**WHAT YOU HAVE TO DO:** In the material below, list every line carrying the string "Devices".
§ §
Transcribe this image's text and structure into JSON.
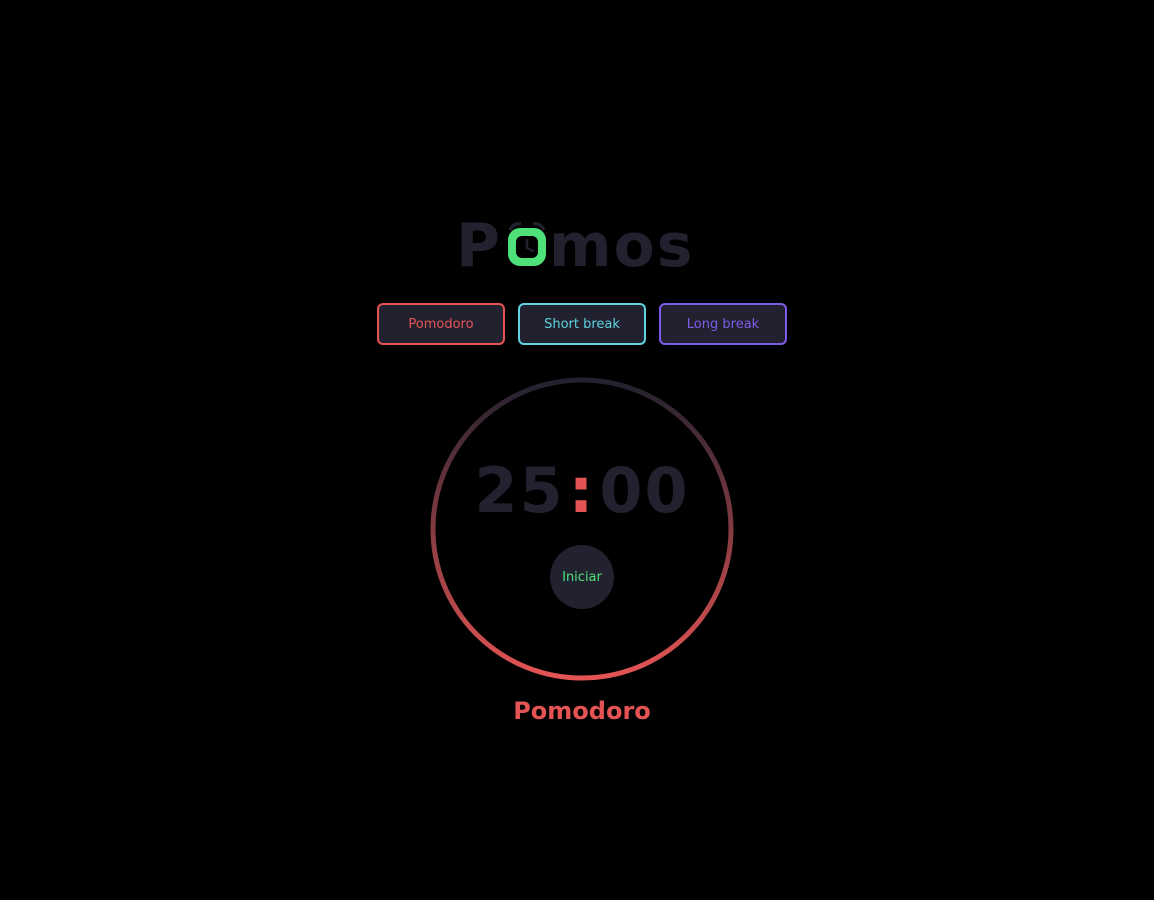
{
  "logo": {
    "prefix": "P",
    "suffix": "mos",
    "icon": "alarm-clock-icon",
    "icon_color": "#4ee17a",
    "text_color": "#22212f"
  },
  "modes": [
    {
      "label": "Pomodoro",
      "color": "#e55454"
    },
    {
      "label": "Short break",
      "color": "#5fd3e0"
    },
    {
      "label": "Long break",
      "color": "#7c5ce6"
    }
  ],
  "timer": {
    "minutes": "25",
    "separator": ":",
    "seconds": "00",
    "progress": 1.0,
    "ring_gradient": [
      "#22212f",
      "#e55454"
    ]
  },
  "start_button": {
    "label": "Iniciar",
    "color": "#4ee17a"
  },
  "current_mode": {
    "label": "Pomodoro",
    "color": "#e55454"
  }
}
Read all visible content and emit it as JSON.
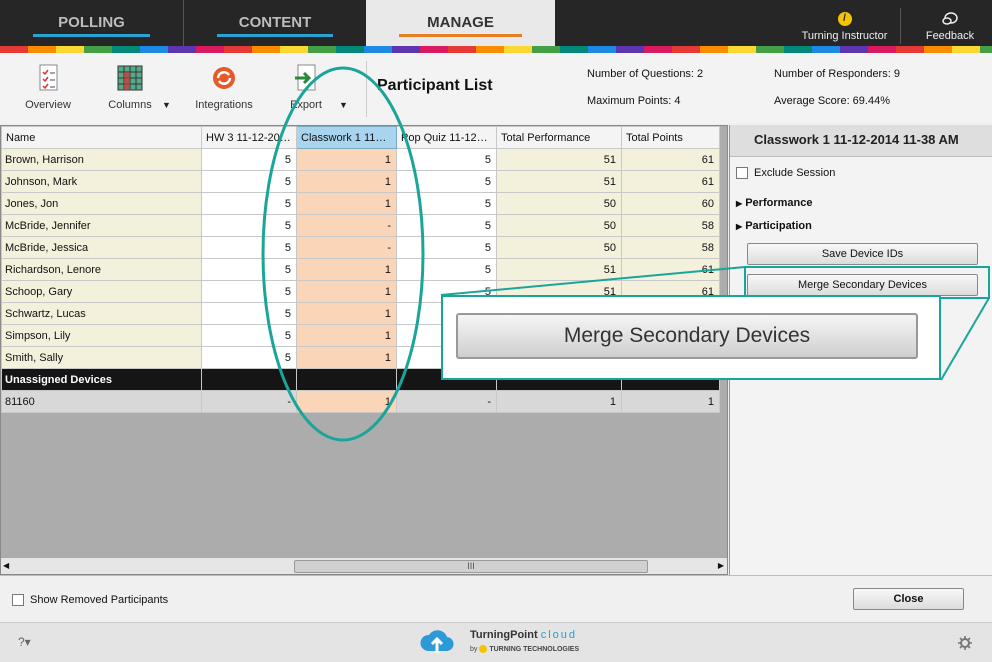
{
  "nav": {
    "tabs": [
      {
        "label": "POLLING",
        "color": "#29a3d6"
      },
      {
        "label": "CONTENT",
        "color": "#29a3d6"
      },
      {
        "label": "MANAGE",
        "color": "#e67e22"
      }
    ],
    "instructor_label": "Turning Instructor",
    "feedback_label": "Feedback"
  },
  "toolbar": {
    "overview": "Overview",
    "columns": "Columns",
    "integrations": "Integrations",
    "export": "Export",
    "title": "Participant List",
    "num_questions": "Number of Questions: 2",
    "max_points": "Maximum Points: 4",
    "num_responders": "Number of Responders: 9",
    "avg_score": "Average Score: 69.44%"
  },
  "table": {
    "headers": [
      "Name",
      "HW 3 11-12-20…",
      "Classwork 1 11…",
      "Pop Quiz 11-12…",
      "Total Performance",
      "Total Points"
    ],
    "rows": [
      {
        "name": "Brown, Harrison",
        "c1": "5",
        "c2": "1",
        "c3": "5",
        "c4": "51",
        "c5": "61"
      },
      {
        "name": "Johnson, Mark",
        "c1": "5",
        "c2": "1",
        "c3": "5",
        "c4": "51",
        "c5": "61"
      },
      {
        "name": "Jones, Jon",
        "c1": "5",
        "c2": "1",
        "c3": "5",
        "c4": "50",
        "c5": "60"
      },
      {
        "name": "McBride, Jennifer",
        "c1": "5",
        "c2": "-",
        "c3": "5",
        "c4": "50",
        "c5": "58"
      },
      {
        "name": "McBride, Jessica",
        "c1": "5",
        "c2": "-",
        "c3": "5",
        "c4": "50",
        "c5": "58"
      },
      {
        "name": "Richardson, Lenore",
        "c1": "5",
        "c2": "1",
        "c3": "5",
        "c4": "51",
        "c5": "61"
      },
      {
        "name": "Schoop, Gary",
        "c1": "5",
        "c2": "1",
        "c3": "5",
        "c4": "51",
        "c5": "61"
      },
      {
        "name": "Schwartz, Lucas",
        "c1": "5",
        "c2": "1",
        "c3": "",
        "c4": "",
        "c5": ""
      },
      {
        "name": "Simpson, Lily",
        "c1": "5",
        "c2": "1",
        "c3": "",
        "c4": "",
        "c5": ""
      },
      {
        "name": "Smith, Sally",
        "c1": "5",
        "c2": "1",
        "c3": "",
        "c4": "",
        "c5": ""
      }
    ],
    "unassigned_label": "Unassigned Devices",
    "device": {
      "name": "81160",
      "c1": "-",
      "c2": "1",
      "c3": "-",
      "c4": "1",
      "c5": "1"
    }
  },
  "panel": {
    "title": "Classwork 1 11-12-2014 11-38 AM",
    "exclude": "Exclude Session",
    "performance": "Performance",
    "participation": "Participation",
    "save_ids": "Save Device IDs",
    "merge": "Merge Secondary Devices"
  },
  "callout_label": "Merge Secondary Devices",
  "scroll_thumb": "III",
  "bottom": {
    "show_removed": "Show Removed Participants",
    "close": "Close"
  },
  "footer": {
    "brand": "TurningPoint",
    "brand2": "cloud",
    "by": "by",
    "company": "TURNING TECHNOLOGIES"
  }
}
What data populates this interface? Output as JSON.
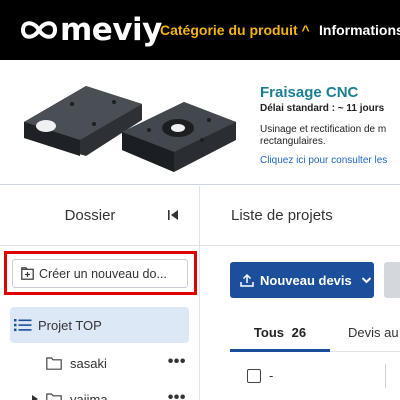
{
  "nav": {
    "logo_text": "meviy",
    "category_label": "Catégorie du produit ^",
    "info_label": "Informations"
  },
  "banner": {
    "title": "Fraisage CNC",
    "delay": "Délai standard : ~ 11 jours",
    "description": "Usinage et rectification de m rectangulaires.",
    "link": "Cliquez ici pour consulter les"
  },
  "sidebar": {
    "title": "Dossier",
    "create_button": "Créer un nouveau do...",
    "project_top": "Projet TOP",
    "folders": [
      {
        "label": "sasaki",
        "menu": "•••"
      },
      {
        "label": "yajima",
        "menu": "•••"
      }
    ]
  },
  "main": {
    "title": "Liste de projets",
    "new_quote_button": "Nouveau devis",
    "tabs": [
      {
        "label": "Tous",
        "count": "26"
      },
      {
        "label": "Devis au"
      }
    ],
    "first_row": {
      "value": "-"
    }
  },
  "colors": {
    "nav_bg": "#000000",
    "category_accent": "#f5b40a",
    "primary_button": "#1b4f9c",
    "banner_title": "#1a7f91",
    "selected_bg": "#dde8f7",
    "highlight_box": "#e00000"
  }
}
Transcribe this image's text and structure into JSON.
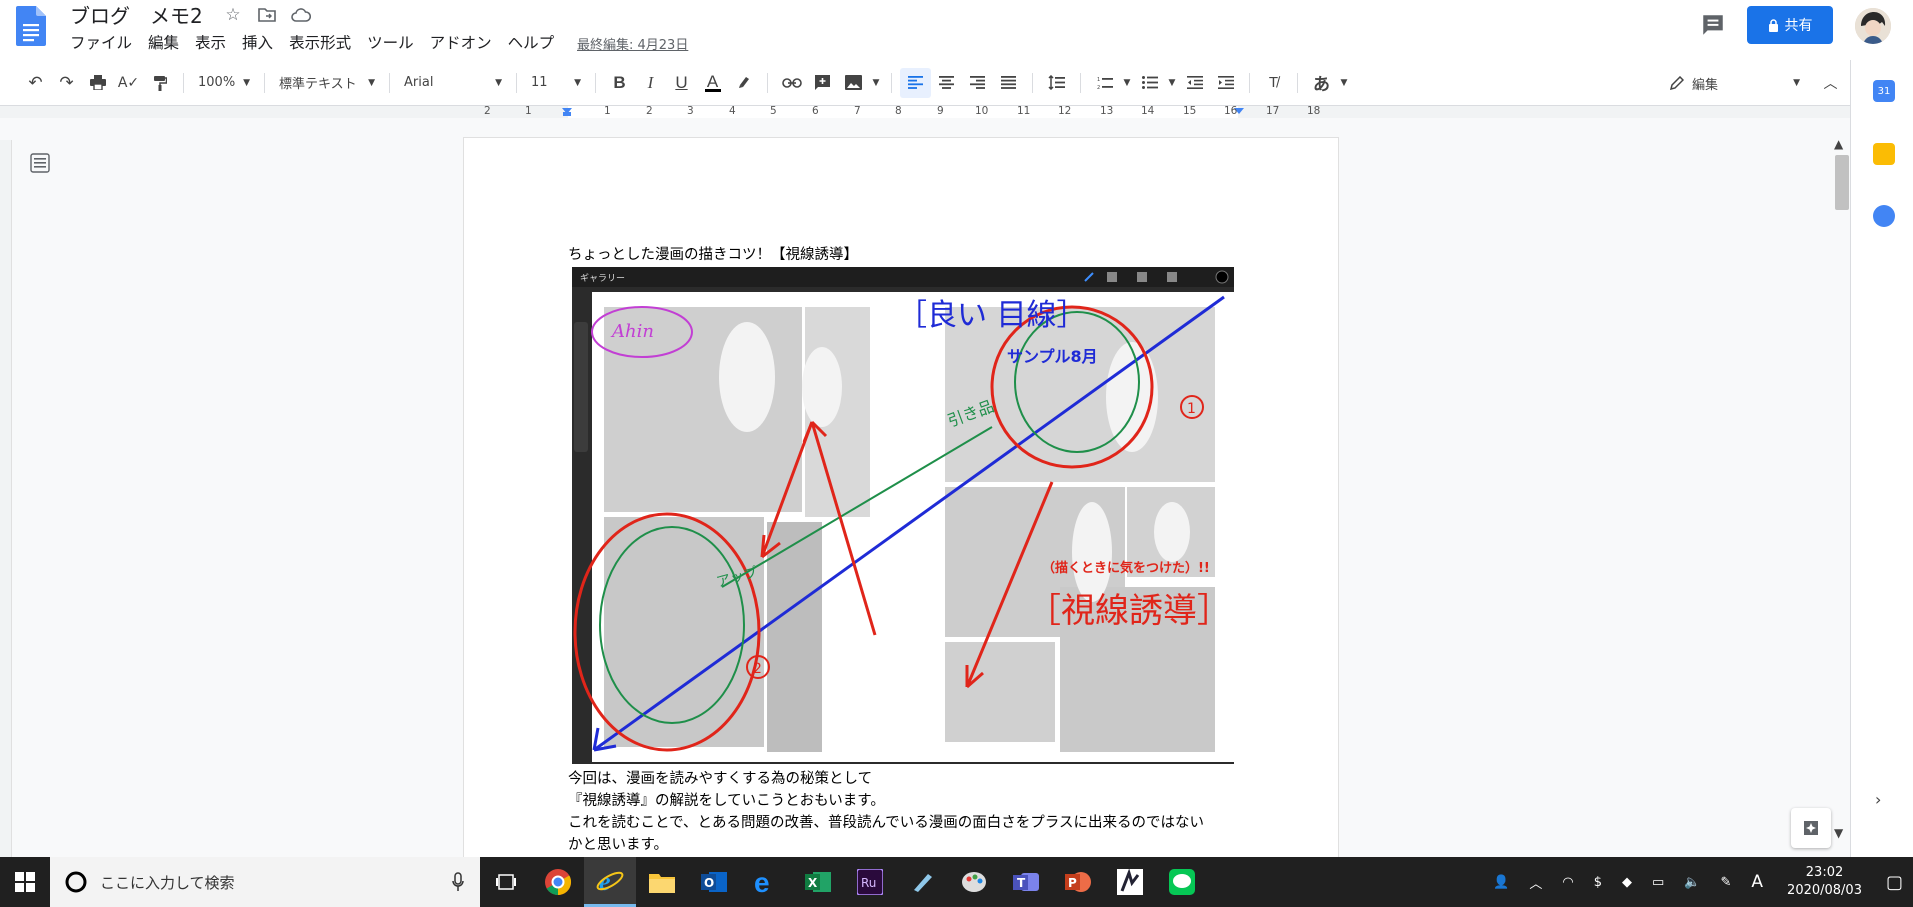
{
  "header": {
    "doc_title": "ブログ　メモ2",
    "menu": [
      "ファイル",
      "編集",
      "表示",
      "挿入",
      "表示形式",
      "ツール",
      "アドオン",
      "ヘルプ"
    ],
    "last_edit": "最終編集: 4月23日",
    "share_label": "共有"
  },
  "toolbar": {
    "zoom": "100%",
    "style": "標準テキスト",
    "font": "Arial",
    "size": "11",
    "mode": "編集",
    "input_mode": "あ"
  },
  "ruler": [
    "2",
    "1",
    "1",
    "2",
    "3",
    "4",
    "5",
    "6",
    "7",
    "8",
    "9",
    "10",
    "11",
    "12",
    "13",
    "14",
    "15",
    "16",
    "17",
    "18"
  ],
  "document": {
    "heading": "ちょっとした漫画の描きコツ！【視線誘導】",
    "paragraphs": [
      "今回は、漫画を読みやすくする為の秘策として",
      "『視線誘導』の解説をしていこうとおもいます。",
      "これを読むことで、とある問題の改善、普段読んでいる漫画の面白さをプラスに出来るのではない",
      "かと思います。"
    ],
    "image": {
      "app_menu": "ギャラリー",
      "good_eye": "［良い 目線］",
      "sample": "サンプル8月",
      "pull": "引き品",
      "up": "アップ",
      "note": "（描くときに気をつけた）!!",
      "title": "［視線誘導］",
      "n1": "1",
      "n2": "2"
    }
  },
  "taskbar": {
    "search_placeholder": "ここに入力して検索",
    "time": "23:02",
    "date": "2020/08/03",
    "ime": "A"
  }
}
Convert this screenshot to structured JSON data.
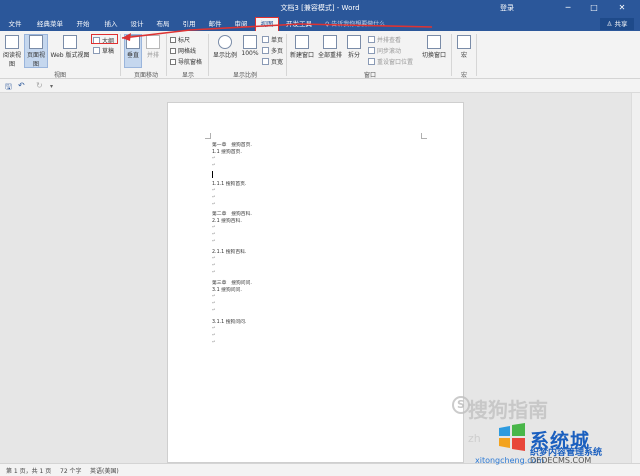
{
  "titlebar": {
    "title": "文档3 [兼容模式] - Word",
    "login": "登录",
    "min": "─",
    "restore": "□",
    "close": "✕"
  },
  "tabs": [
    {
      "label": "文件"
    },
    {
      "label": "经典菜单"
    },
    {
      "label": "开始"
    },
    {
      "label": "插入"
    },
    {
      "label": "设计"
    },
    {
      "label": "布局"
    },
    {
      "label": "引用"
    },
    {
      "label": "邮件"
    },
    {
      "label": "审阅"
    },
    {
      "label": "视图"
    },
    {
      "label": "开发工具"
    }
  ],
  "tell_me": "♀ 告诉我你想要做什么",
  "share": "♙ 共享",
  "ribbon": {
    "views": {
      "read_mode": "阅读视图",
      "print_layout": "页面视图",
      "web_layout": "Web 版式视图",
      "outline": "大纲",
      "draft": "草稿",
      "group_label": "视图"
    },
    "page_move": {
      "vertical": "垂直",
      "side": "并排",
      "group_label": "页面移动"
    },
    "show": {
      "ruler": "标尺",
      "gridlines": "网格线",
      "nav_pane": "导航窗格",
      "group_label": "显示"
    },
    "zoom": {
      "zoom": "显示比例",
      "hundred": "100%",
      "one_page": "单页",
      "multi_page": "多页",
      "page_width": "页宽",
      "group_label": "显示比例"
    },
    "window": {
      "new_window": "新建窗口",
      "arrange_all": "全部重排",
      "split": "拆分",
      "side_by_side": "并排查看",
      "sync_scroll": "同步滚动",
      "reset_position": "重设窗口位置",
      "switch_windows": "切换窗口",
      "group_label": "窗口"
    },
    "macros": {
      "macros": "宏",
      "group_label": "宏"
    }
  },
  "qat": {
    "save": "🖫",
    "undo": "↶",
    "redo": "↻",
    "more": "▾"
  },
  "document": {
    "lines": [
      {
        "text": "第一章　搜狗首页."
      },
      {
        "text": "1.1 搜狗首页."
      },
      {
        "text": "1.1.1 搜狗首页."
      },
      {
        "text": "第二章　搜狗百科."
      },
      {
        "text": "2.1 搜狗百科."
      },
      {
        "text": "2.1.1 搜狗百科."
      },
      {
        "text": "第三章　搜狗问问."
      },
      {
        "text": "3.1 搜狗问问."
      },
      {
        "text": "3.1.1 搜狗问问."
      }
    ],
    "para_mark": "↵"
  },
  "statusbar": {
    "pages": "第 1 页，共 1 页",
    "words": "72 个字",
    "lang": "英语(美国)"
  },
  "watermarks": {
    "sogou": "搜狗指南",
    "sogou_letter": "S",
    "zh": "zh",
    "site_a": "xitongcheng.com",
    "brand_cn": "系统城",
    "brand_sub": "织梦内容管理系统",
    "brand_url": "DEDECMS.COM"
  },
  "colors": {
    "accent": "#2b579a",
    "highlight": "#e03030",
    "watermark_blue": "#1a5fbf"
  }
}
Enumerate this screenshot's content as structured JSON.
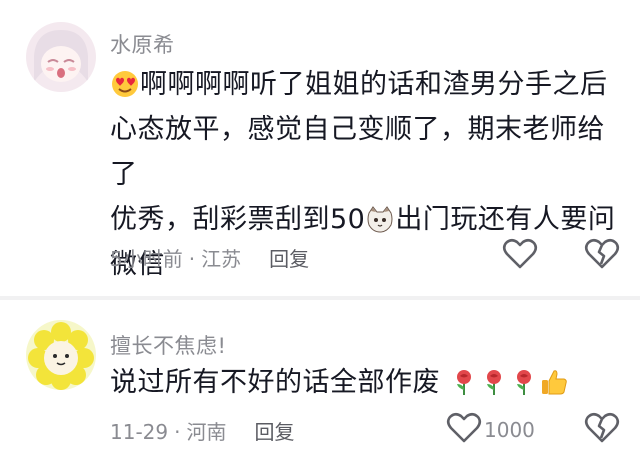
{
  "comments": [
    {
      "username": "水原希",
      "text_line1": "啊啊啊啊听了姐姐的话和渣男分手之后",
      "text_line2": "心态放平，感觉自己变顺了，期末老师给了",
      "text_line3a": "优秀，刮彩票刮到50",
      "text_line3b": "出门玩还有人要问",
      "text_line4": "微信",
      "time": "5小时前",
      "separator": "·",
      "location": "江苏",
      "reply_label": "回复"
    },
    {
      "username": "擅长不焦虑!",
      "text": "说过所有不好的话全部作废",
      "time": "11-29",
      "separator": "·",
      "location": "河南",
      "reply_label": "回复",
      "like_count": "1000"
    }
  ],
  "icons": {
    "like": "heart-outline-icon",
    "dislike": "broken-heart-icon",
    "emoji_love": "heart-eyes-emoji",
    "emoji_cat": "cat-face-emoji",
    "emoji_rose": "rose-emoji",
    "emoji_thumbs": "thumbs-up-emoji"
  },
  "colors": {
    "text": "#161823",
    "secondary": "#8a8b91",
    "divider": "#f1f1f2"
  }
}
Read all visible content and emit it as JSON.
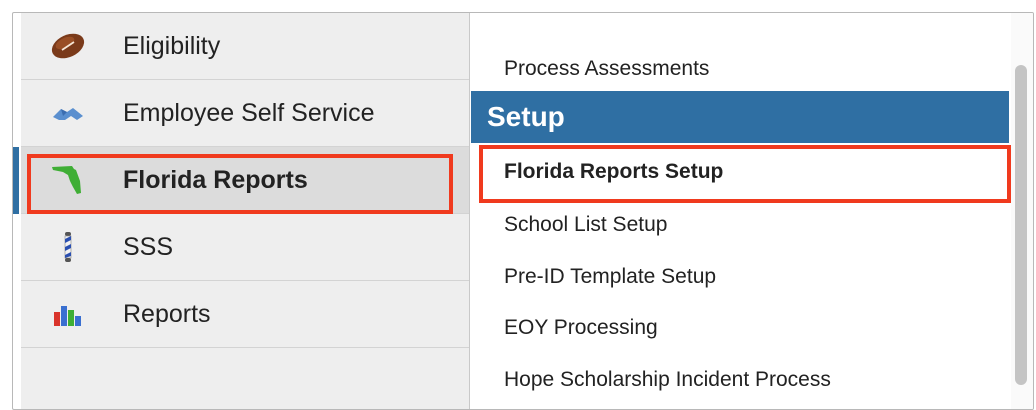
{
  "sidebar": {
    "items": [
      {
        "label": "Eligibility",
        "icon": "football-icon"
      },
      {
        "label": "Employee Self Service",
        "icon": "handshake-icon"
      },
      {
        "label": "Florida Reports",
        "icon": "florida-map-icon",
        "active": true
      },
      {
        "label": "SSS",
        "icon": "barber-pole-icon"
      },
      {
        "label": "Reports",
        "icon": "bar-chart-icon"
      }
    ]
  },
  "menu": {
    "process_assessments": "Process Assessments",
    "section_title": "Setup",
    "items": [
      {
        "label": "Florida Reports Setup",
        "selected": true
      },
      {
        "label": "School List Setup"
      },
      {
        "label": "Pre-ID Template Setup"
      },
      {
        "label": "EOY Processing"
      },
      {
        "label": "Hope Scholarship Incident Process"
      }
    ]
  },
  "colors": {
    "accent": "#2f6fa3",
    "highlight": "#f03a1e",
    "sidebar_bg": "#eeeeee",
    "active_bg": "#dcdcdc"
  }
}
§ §
**REPLY:**
    "unassigned_label": "Unassigned Devices",
    "merge": "Merge Secondary Devices"
  "callout_label": "Merge Secondary Devices",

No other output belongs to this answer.